Member Training: Model Fit Statistics in Structural Equation Modeling

December 1st, 2017 by

Structural Equation Modelling (SEM) increasingly is a ‘must’ for researchers in the social sciences and business analytics. However, the issue of how consistent the theoretical model is with the data, known as model fit, is by no means agreed upon: There is an abundance of fit indices available – and wide disparity in agreement on which indices to report and what the cut-offs for various indices actually are. (more…)

Five things you need to know before learning Structural Equation Modeling

March 14th, 2016 by

By Manolo Romero Escobar

If you already know the principles of general linear modeling (GLM) you are on the right path to understand Structural Equation Modeling (SEM).

As you could see from my previous post, SEM offers the flexibility of adding paths between predictors in a way that would take you several GLM models and still leave you with unanswered questions.

It also helps you use latent variables (as you will see in future posts).

GLM is just one of the pieces of the puzzle to fit SEM to your data.

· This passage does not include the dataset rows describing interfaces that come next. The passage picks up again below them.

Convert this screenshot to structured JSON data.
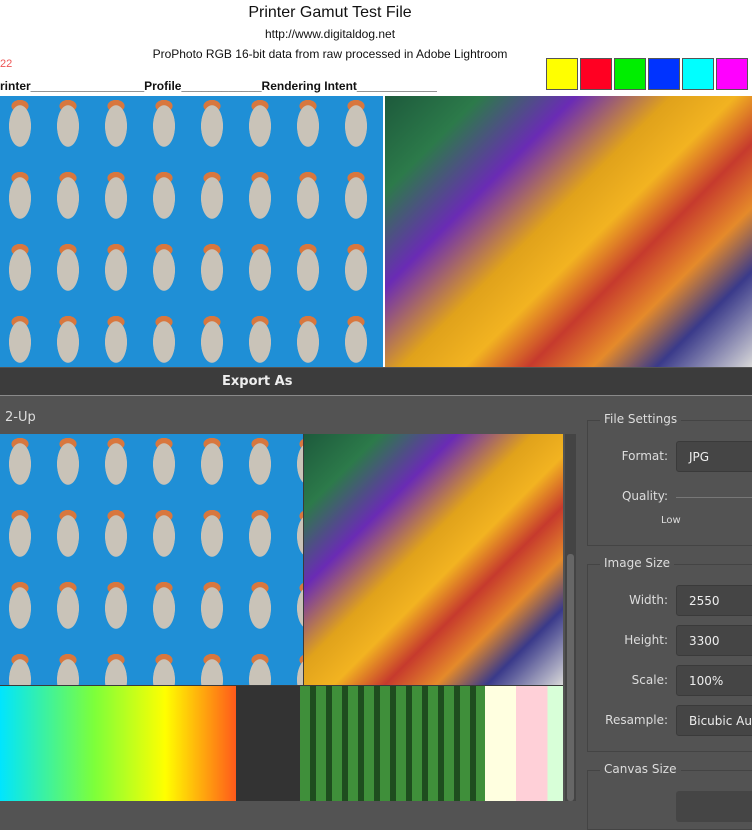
{
  "document": {
    "title": "Printer Gamut Test File",
    "url": "http://www.digitaldog.net",
    "subtitle": "ProPhoto RGB 16-bit data from raw processed in Adobe Lightroom",
    "fragment": "22",
    "form_line": "rinter_________________Profile____________Rendering Intent____________",
    "swatches": [
      "#ffff00",
      "#ff0022",
      "#00ee00",
      "#0033ff",
      "#00ffff",
      "#ff00ff"
    ]
  },
  "dialog": {
    "title": "Export As",
    "view_mode": "2-Up",
    "file_settings": {
      "title": "File Settings",
      "format_label": "Format:",
      "format_value": "JPG",
      "quality_label": "Quality:",
      "quality_low": "Low"
    },
    "image_size": {
      "title": "Image Size",
      "width_label": "Width:",
      "width_value": "2550",
      "height_label": "Height:",
      "height_value": "3300",
      "scale_label": "Scale:",
      "scale_value": "100%",
      "resample_label": "Resample:",
      "resample_value": "Bicubic Automatic"
    },
    "canvas_size": {
      "title": "Canvas Size"
    }
  }
}
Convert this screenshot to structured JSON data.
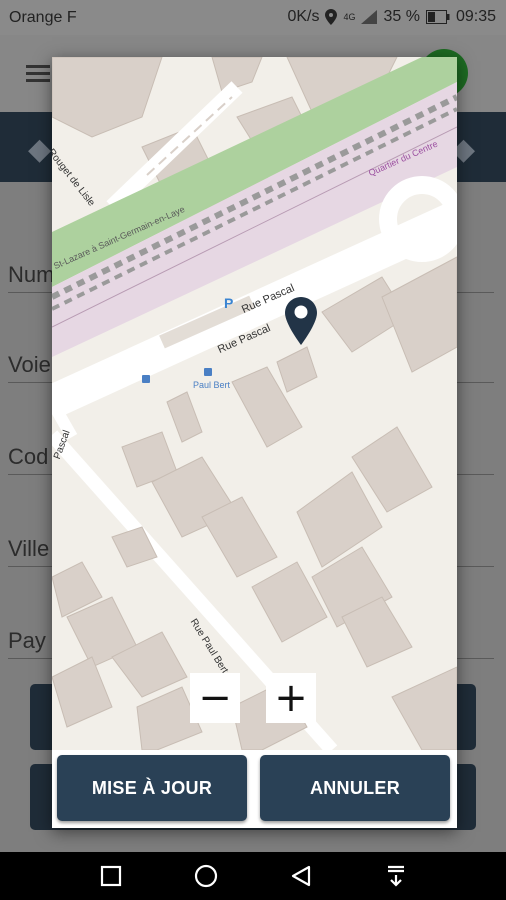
{
  "status_bar": {
    "carrier": "Orange F",
    "speed": "0K/s",
    "network": "4G",
    "battery": "35 %",
    "time": "09:35"
  },
  "form": {
    "fields": [
      {
        "label": "Num"
      },
      {
        "label": "Voie"
      },
      {
        "label": "Cod"
      },
      {
        "label": "Ville"
      },
      {
        "label": "Pay"
      }
    ]
  },
  "map": {
    "labels": {
      "rail_line": "St-Lazare à Saint-Germain-en-Laye",
      "street_rouget": "Rouget de Lisle",
      "district": "Quartier du Centre",
      "street_pascal_1": "Rue Pascal",
      "street_pascal_2": "Rue Pascal",
      "street_left": "Pascal",
      "bus_stop": "Paul Bert",
      "street_paul_bert": "Rue Paul Bert",
      "parking": "P"
    },
    "zoom_out": "−",
    "zoom_in": "+"
  },
  "dialog": {
    "confirm_label": "MISE À JOUR",
    "cancel_label": "ANNULER"
  },
  "colors": {
    "primary": "#2a4156",
    "dark_band": "#1f2c38",
    "marker": "#223447",
    "map_background": "#f2efe9",
    "buildings": "#d9d0c9",
    "park": "#add19e",
    "rail_area": "#e6d7e3"
  }
}
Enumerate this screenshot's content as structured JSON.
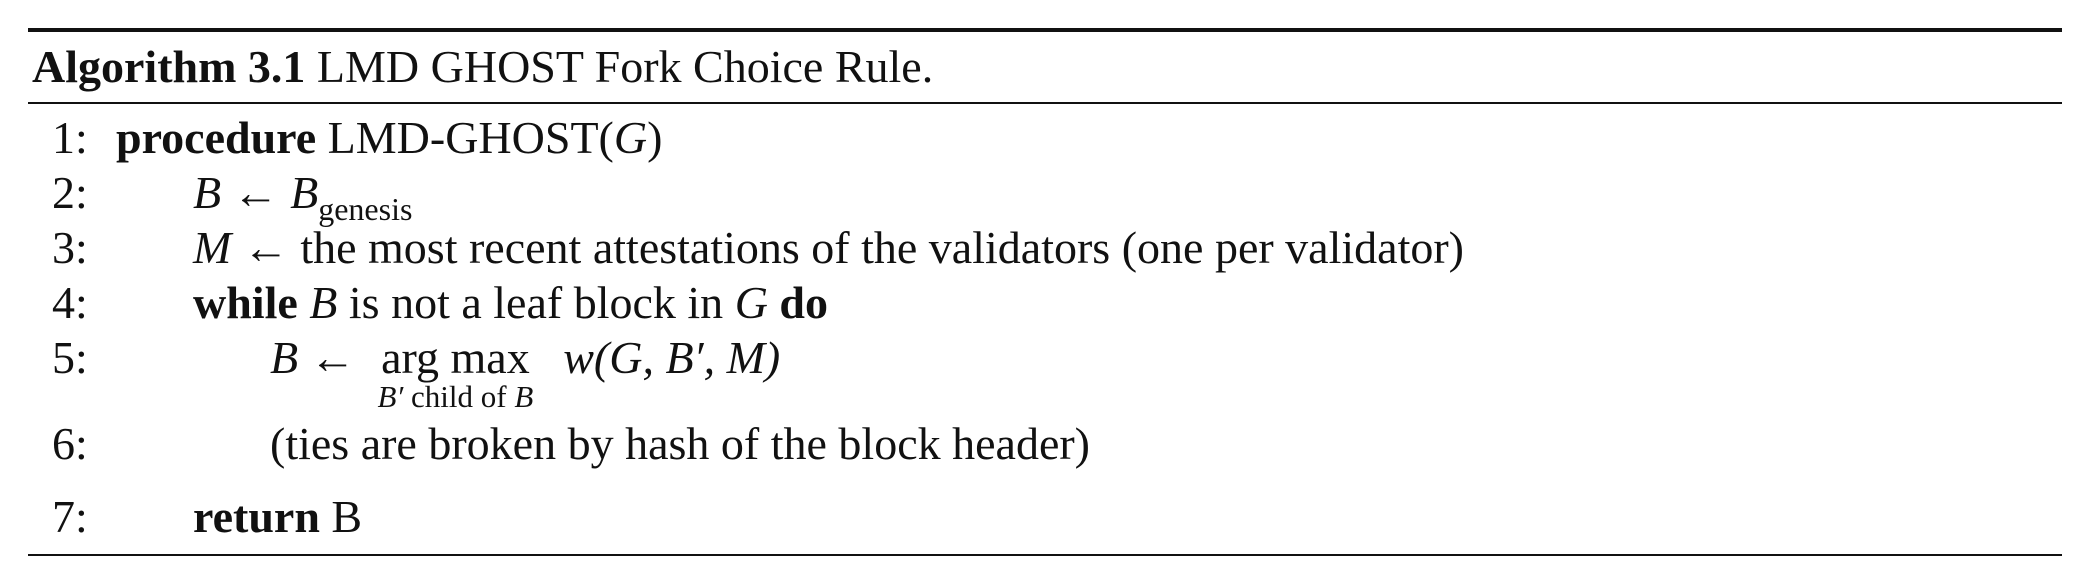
{
  "caption": {
    "label": "Algorithm 3.1",
    "title": "LMD GHOST Fork Choice Rule."
  },
  "lines": [
    {
      "num": "1:",
      "kw": "procedure",
      "text": "LMD-GHOST(",
      "var": "G",
      "close": ")"
    },
    {
      "num": "2:",
      "lhs": "B",
      "arrow": "←",
      "rhs": "B",
      "sub": "genesis"
    },
    {
      "num": "3:",
      "lhs": "M",
      "arrow": "←",
      "text": "the most recent attestations of the validators (one per validator)"
    },
    {
      "num": "4:",
      "kw": "while",
      "var1": "B",
      "text": "is not a leaf block in",
      "var2": "G",
      "kw2": "do"
    },
    {
      "num": "5:",
      "lhs": "B",
      "arrow": "←",
      "op": "arg max",
      "under_var": "B′",
      "under_text": "child of",
      "under_var2": "B",
      "expr": "w(G, B′, M)"
    },
    {
      "num": "6:",
      "text": "(ties are broken by hash of the block header)"
    },
    {
      "num": "7:",
      "kw": "return",
      "text": "B"
    }
  ]
}
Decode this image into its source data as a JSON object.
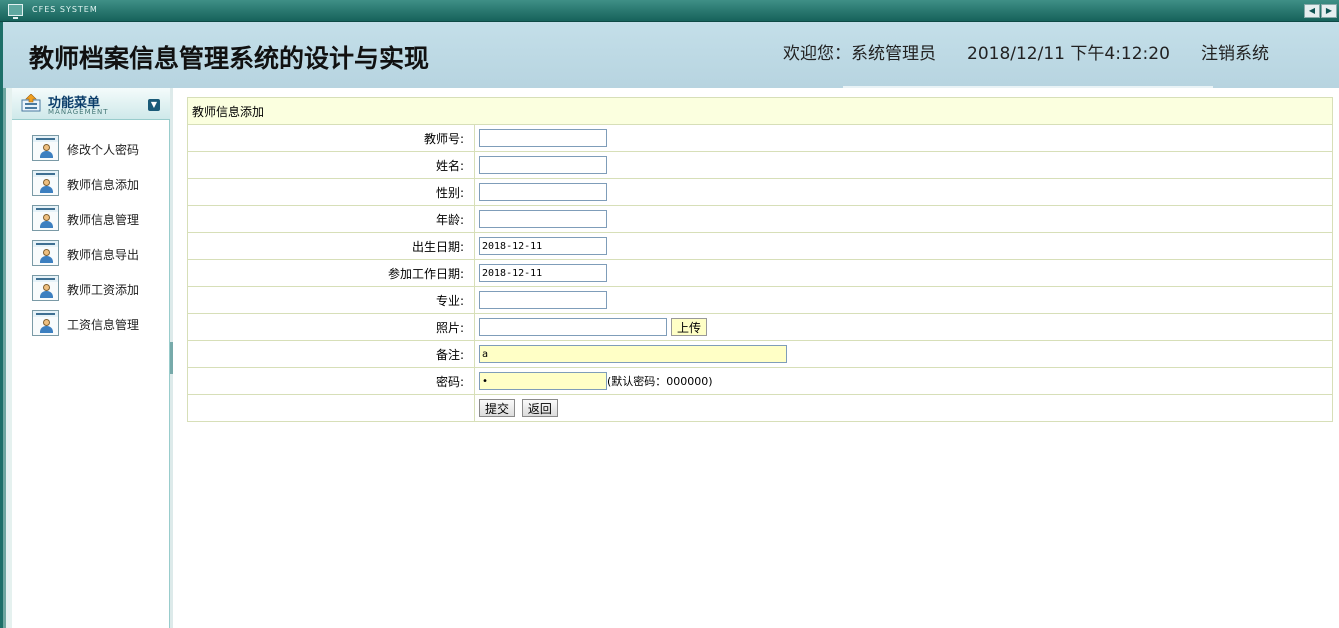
{
  "titlebar": {
    "system_text": "CFES SYSTEM"
  },
  "header": {
    "app_title": "教师档案信息管理系统的设计与实现",
    "welcome": "欢迎您：系统管理员",
    "datetime": "2018/12/11 下午4:12:20",
    "logout": "注销系统"
  },
  "sidebar": {
    "title": "功能菜单",
    "subtitle": "MANAGEMENT",
    "items": [
      {
        "label": "修改个人密码"
      },
      {
        "label": "教师信息添加"
      },
      {
        "label": "教师信息管理"
      },
      {
        "label": "教师信息导出"
      },
      {
        "label": "教师工资添加"
      },
      {
        "label": "工资信息管理"
      }
    ]
  },
  "form": {
    "caption": "教师信息添加",
    "fields": {
      "teacher_no": {
        "label": "教师号:",
        "value": ""
      },
      "name": {
        "label": "姓名:",
        "value": ""
      },
      "gender": {
        "label": "性别:",
        "value": ""
      },
      "age": {
        "label": "年龄:",
        "value": ""
      },
      "birth_date": {
        "label": "出生日期:",
        "value": "2018-12-11"
      },
      "work_start_date": {
        "label": "参加工作日期:",
        "value": "2018-12-11"
      },
      "major": {
        "label": "专业:",
        "value": ""
      },
      "photo": {
        "label": "照片:",
        "value": "",
        "upload_label": "上传"
      },
      "remark": {
        "label": "备注:",
        "value": "a"
      },
      "password": {
        "label": "密码:",
        "value": "•",
        "hint": "(默认密码：000000)"
      }
    },
    "submit_label": "提交",
    "back_label": "返回"
  }
}
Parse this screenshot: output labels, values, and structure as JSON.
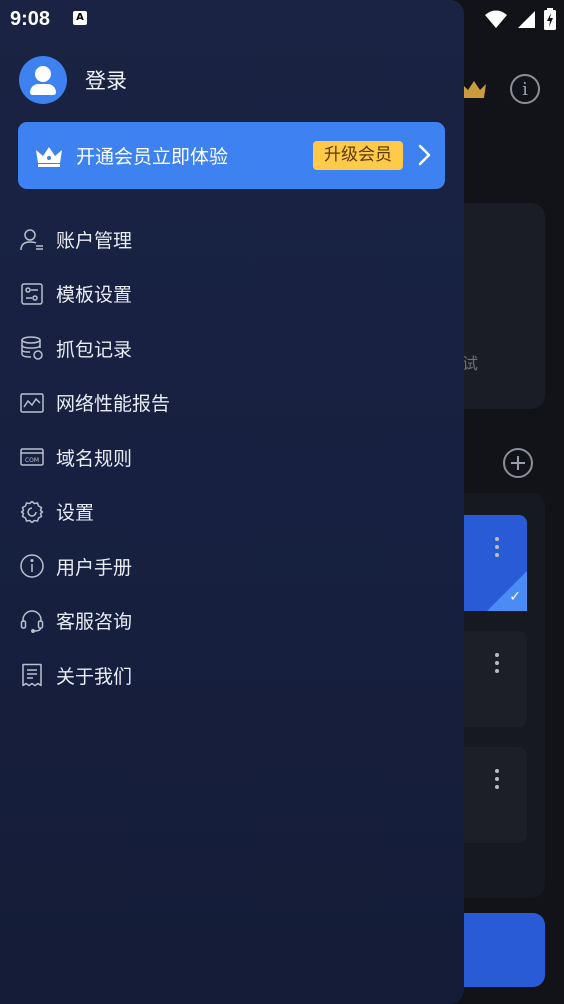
{
  "status_bar": {
    "time": "9:08",
    "notification_icon": "A"
  },
  "background": {
    "partial_text": "试",
    "check_mark": "✓"
  },
  "drawer": {
    "login_label": "登录",
    "vip": {
      "text": "开通会员立即体验",
      "button_label": "升级会员"
    },
    "menu": [
      {
        "label": "账户管理",
        "icon": "account-icon"
      },
      {
        "label": "模板设置",
        "icon": "template-icon"
      },
      {
        "label": "抓包记录",
        "icon": "database-icon"
      },
      {
        "label": "网络性能报告",
        "icon": "chart-icon"
      },
      {
        "label": "域名规则",
        "icon": "domain-icon"
      },
      {
        "label": "设置",
        "icon": "gear-icon"
      },
      {
        "label": "用户手册",
        "icon": "info-icon"
      },
      {
        "label": "客服咨询",
        "icon": "headset-icon"
      },
      {
        "label": "关于我们",
        "icon": "receipt-icon"
      }
    ]
  },
  "colors": {
    "accent": "#3d82f0",
    "vip_button": "#ffc94a",
    "drawer_bg": "#1a2343"
  }
}
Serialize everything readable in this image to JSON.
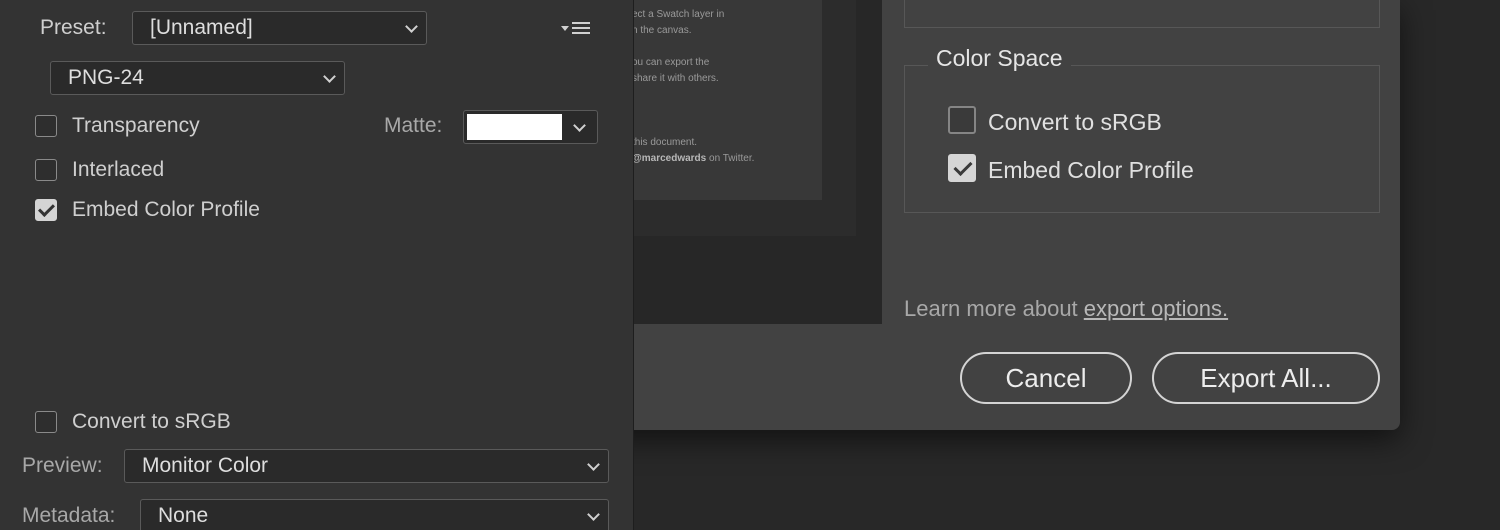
{
  "panel": {
    "preset_label": "Preset:",
    "preset_value": "[Unnamed]",
    "format_value": "PNG-24",
    "transparency_label": "Transparency",
    "transparency_checked": false,
    "matte_label": "Matte:",
    "matte_color": "#ffffff",
    "interlaced_label": "Interlaced",
    "interlaced_checked": false,
    "embed_profile_label": "Embed Color Profile",
    "embed_profile_checked": true,
    "convert_srgb_label": "Convert to sRGB",
    "convert_srgb_checked": false,
    "preview_label": "Preview:",
    "preview_value": "Monitor Color",
    "metadata_label": "Metadata:",
    "metadata_value": "None",
    "menu_icon": "panel-menu-icon"
  },
  "artboard": {
    "lines": [
      "ect a Swatch layer in",
      "n the canvas.",
      "ou can export the",
      "share it with others.",
      "this document.",
      "@marcedwards on Twitter."
    ],
    "handle": "@marcedwards",
    "handle_suffix": " on Twitter."
  },
  "dialog": {
    "color_space_title": "Color Space",
    "convert_srgb_label": "Convert to sRGB",
    "convert_srgb_checked": false,
    "embed_profile_label": "Embed Color Profile",
    "embed_profile_checked": true,
    "learn_more_prefix": "Learn more about ",
    "learn_more_link": "export options.",
    "cancel_label": "Cancel",
    "export_label": "Export All..."
  }
}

You also need to have an understanding of:

Structural Equation Modeling: What is a Latent Variable?

March 7th, 2016 by

By Manolo Romero Escobar

What is a latent variable?

“The many, as we say, are seen but not known, and the ideas are known but not seen” (Plato, The Republic)

My favourite image to explain the relationship between latent and observed variables comes from the “Myth of the Cave” from Plato’s The Republic.  In this myth a group of people are constrained to face a wall.  The only things they see are shadows of objects that pass in front of a fire (more…)

Why do I need to have knowledge of multiple regression to understand SEM?

January 27th, 2016 by

by Manolo Romero Escobar

General Linear Model (GLM) is a tool used to understand and analyse linear relationships among variables. It is an umbrella term for many techniques that are taught in most statistics courses: ANOVA, multiple regression, etc.

In its simplest form it describes the relationship between two variables, “y” (dependent variable, outcome, and so on) and “x” (independent variable, predictor, etc). These variables could be both categorical (how many?), both continuous (how much?) or one of each.

Moreover, there can be more than one variable on each side of the relationship. One convention is to use capital letters to refer to multiple variables. Thus Y would mean multiple dependent variables and X would mean multiple independent variables. The most known equation that represents a GLM is: (more…)